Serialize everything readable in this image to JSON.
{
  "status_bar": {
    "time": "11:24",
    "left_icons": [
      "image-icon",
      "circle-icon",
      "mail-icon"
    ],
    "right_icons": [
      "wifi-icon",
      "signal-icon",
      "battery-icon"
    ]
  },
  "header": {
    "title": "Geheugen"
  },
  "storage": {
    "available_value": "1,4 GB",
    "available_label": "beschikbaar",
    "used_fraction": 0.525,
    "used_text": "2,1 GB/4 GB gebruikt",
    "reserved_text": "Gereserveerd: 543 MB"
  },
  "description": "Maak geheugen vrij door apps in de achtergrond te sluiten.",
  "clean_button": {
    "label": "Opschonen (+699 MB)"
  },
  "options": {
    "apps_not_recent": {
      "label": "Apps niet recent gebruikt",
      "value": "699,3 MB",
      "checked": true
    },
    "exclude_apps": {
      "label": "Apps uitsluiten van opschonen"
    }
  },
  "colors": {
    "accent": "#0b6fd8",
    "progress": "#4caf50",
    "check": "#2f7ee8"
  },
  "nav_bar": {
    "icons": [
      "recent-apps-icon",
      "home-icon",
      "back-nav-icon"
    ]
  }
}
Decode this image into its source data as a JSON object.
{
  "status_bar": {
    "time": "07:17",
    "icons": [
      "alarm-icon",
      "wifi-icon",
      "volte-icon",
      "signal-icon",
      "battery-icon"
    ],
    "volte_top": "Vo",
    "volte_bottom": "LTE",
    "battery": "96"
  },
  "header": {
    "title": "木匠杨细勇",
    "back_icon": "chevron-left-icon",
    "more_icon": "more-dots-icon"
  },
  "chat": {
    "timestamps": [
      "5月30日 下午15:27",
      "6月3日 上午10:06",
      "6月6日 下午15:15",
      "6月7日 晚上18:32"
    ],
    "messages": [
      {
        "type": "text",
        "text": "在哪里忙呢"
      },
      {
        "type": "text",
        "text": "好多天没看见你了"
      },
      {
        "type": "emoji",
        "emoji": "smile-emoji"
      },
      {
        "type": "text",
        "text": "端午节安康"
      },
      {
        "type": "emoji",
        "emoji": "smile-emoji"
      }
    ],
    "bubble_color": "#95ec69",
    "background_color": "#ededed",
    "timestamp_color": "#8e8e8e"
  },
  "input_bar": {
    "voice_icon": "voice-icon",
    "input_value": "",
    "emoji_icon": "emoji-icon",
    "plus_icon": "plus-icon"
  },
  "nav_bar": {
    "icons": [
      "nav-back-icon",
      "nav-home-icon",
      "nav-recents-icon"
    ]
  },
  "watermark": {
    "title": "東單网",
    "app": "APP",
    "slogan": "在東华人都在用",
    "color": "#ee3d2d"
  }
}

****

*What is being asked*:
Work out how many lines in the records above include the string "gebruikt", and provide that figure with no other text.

*Reply to the exercise*:
2